◆ **Task statement**:
Below are some entries; set them all down exactly.

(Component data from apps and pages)

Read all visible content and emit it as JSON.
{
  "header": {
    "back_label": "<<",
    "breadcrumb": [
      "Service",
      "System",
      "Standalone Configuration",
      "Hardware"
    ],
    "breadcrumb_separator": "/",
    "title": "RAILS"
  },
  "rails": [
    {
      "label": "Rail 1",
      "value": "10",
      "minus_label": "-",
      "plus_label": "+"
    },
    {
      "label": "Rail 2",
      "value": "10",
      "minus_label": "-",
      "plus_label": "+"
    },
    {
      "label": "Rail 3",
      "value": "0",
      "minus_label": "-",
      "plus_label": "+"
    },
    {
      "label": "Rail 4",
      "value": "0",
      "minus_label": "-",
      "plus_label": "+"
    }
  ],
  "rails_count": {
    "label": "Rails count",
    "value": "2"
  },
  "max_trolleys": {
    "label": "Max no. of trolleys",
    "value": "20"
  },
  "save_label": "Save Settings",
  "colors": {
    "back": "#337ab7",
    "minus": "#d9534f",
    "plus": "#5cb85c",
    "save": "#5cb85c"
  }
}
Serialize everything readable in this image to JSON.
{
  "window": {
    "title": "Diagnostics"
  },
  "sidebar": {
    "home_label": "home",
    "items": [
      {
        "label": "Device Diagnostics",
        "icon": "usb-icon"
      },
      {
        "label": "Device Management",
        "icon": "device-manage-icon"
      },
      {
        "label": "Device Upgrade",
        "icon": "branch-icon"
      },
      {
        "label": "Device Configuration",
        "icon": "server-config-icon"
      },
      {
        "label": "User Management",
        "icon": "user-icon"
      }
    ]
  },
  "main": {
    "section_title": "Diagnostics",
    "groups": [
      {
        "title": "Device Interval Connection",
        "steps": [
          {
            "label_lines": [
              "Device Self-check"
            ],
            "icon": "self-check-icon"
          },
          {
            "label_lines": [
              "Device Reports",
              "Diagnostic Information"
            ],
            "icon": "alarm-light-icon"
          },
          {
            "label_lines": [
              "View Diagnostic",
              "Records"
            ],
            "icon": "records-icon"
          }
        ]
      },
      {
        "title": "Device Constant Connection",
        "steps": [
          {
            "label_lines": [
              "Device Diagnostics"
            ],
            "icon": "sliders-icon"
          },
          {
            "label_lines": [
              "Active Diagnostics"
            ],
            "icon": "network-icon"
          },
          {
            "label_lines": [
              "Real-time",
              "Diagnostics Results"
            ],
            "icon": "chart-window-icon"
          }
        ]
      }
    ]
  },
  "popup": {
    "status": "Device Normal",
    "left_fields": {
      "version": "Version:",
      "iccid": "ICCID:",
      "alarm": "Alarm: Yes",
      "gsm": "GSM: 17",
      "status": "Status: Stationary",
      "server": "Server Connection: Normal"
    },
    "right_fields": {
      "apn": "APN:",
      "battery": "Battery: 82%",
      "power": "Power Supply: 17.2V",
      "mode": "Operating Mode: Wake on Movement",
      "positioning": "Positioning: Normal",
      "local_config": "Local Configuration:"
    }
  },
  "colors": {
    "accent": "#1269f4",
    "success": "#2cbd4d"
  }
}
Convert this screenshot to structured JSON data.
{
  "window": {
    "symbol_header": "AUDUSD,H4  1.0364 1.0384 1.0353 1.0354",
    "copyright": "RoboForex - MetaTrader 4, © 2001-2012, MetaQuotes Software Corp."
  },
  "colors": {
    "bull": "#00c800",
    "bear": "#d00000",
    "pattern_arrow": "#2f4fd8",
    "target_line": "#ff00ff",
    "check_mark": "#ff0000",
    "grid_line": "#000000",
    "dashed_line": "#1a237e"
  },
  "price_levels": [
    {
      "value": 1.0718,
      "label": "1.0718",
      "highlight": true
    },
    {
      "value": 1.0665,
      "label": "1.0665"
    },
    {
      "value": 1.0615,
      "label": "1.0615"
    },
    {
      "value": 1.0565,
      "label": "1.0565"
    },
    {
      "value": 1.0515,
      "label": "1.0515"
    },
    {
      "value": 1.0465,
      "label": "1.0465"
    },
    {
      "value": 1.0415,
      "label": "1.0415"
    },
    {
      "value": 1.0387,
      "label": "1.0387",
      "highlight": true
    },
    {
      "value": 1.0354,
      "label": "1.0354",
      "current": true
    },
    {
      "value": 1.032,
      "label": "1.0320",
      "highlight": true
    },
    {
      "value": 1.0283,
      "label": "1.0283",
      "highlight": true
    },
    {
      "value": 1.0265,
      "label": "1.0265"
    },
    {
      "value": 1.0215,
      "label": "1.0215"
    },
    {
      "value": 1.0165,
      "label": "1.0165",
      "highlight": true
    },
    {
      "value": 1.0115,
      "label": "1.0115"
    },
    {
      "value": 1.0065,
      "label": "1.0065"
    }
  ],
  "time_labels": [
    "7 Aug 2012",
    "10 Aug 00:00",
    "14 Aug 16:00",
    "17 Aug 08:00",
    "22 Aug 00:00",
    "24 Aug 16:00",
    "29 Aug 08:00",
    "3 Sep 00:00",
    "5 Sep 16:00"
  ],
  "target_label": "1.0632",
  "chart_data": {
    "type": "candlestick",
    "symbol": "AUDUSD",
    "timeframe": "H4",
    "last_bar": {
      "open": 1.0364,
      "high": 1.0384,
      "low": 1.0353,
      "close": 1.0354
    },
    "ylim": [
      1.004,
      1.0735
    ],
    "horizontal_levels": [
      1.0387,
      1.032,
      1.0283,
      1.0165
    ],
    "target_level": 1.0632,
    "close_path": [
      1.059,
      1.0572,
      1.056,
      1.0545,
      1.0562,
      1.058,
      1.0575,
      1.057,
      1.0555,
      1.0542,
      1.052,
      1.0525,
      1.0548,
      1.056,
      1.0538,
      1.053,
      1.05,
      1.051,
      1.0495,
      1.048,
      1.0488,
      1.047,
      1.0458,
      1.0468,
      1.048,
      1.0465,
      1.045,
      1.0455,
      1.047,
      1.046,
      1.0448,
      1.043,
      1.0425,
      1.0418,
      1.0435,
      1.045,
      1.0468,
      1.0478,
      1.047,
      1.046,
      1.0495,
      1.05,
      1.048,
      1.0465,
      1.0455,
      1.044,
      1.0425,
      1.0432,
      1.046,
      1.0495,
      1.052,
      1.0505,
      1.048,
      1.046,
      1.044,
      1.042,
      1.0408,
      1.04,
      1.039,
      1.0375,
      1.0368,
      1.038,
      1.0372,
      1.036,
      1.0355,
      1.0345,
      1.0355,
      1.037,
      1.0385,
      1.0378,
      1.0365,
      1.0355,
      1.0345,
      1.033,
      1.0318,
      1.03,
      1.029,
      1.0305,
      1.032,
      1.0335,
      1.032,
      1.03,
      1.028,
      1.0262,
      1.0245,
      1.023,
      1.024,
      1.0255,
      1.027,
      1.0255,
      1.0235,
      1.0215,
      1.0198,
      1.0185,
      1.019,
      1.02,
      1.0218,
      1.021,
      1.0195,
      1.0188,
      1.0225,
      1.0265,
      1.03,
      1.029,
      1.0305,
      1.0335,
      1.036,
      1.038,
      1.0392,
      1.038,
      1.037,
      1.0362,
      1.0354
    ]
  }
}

◆ **Finished task**:
Read all visible content and emit it as JSON.
{
  "header": {
    "back_label": "<<",
    "breadcrumb": [
      "Service",
      "System",
      "Standalone Configuration",
      "Hardware"
    ],
    "breadcrumb_separator": "/",
    "title": "RAILS"
  },
  "rails": [
    {
      "label": "Rail 1",
      "value": "10",
      "minus_label": "-",
      "plus_label": "+"
    },
    {
      "label": "Rail 2",
      "value": "10",
      "minus_label": "-",
      "plus_label": "+"
    },
    {
      "label": "Rail 3",
      "value": "0",
      "minus_label": "-",
      "plus_label": "+"
    },
    {
      "label": "Rail 4",
      "value": "0",
      "minus_label": "-",
      "plus_label": "+"
    }
  ],
  "rails_count": {
    "label": "Rails count",
    "value": "2"
  },
  "max_trolleys": {
    "label": "Max no. of trolleys",
    "value": "20"
  },
  "save_label": "Save Settings",
  "colors": {
    "back": "#337ab7",
    "minus": "#d9534f",
    "plus": "#5cb85c",
    "save": "#5cb85c"
  }
}
Serialize everything readable in this image to JSON.
{
  "window": {
    "title": "Diagnostics"
  },
  "sidebar": {
    "home_label": "home",
    "items": [
      {
        "label": "Device Diagnostics",
        "icon": "usb-icon"
      },
      {
        "label": "Device Management",
        "icon": "device-manage-icon"
      },
      {
        "label": "Device Upgrade",
        "icon": "branch-icon"
      },
      {
        "label": "Device Configuration",
        "icon": "server-config-icon"
      },
      {
        "label": "User Management",
        "icon": "user-icon"
      }
    ]
  },
  "main": {
    "section_title": "Diagnostics",
    "groups": [
      {
        "title": "Device Interval Connection",
        "steps": [
          {
            "label_lines": [
              "Device Self-check"
            ],
            "icon": "self-check-icon"
          },
          {
            "label_lines": [
              "Device Reports",
              "Diagnostic Information"
            ],
            "icon": "alarm-light-icon"
          },
          {
            "label_lines": [
              "View Diagnostic",
              "Records"
            ],
            "icon": "records-icon"
          }
        ]
      },
      {
        "title": "Device Constant Connection",
        "steps": [
          {
            "label_lines": [
              "Device Diagnostics"
            ],
            "icon": "sliders-icon"
          },
          {
            "label_lines": [
              "Active Diagnostics"
            ],
            "icon": "network-icon"
          },
          {
            "label_lines": [
              "Real-time",
              "Diagnostics Results"
            ],
            "icon": "chart-window-icon"
          }
        ]
      }
    ]
  },
  "popup": {
    "status": "Device Normal",
    "left_fields": {
      "version": "Version:",
      "iccid": "ICCID:",
      "alarm": "Alarm: Yes",
      "gsm": "GSM: 17",
      "status": "Status: Stationary",
      "server": "Server Connection: Normal"
    },
    "right_fields": {
      "apn": "APN:",
      "battery": "Battery: 82%",
      "power": "Power Supply: 17.2V",
      "mode": "Operating Mode: Wake on Movement",
      "positioning": "Positioning: Normal",
      "local_config": "Local Configuration:"
    }
  },
  "colors": {
    "accent": "#1269f4",
    "success": "#2cbd4d"
  }
}
Convert this screenshot to structured JSON data.
{
  "window": {
    "symbol_header": "AUDUSD,H4  1.0364 1.0384 1.0353 1.0354",
    "copyright": "RoboForex - MetaTrader 4, © 2001-2012, MetaQuotes Software Corp."
  },
  "colors": {
    "bull": "#00c800",
    "bear": "#d00000",
    "pattern_arrow": "#2f4fd8",
    "target_line": "#ff00ff",
    "check_mark": "#ff0000",
    "grid_line": "#000000",
    "dashed_line": "#1a237e"
  },
  "price_levels": [
    {
      "value": 1.0718,
      "label": "1.0718",
      "highlight": true
    },
    {
      "value": 1.0665,
      "label": "1.0665"
    },
    {
      "value": 1.0615,
      "label": "1.0615"
    },
    {
      "value": 1.0565,
      "label": "1.0565"
    },
    {
      "value": 1.0515,
      "label": "1.0515"
    },
    {
      "value": 1.0465,
      "label": "1.0465"
    },
    {
      "value": 1.0415,
      "label": "1.0415"
    },
    {
      "value": 1.0387,
      "label": "1.0387",
      "highlight": true
    },
    {
      "value": 1.0354,
      "label": "1.0354",
      "current": true
    },
    {
      "value": 1.032,
      "label": "1.0320",
      "highlight": true
    },
    {
      "value": 1.0283,
      "label": "1.0283",
      "highlight": true
    },
    {
      "value": 1.0265,
      "label": "1.0265"
    },
    {
      "value": 1.0215,
      "label": "1.0215"
    },
    {
      "value": 1.0165,
      "label": "1.0165",
      "highlight": true
    },
    {
      "value": 1.0115,
      "label": "1.0115"
    },
    {
      "value": 1.0065,
      "label": "1.0065"
    }
  ],
  "time_labels": [
    "7 Aug 2012",
    "10 Aug 00:00",
    "14 Aug 16:00",
    "17 Aug 08:00",
    "22 Aug 00:00",
    "24 Aug 16:00",
    "29 Aug 08:00",
    "3 Sep 00:00",
    "5 Sep 16:00"
  ],
  "target_label": "1.0632",
  "chart_data": {
    "type": "candlestick",
    "symbol": "AUDUSD",
    "timeframe": "H4",
    "last_bar": {
      "open": 1.0364,
      "high": 1.0384,
      "low": 1.0353,
      "close": 1.0354
    },
    "ylim": [
      1.004,
      1.0735
    ],
    "horizontal_levels": [
      1.0387,
      1.032,
      1.0283,
      1.0165
    ],
    "target_level": 1.0632,
    "close_path": [
      1.059,
      1.0572,
      1.056,
      1.0545,
      1.0562,
      1.058,
      1.0575,
      1.057,
      1.0555,
      1.0542,
      1.052,
      1.0525,
      1.0548,
      1.056,
      1.0538,
      1.053,
      1.05,
      1.051,
      1.0495,
      1.048,
      1.0488,
      1.047,
      1.0458,
      1.0468,
      1.048,
      1.0465,
      1.045,
      1.0455,
      1.047,
      1.046,
      1.0448,
      1.043,
      1.0425,
      1.0418,
      1.0435,
      1.045,
      1.0468,
      1.0478,
      1.047,
      1.046,
      1.0495,
      1.05,
      1.048,
      1.0465,
      1.0455,
      1.044,
      1.0425,
      1.0432,
      1.046,
      1.0495,
      1.052,
      1.0505,
      1.048,
      1.046,
      1.044,
      1.042,
      1.0408,
      1.04,
      1.039,
      1.0375,
      1.0368,
      1.038,
      1.0372,
      1.036,
      1.0355,
      1.0345,
      1.0355,
      1.037,
      1.0385,
      1.0378,
      1.0365,
      1.0355,
      1.0345,
      1.033,
      1.0318,
      1.03,
      1.029,
      1.0305,
      1.032,
      1.0335,
      1.032,
      1.03,
      1.028,
      1.0262,
      1.0245,
      1.023,
      1.024,
      1.0255,
      1.027,
      1.0255,
      1.0235,
      1.0215,
      1.0198,
      1.0185,
      1.019,
      1.02,
      1.0218,
      1.021,
      1.0195,
      1.0188,
      1.0225,
      1.0265,
      1.03,
      1.029,
      1.0305,
      1.0335,
      1.036,
      1.038,
      1.0392,
      1.038,
      1.037,
      1.0362,
      1.0354
    ]
  }
}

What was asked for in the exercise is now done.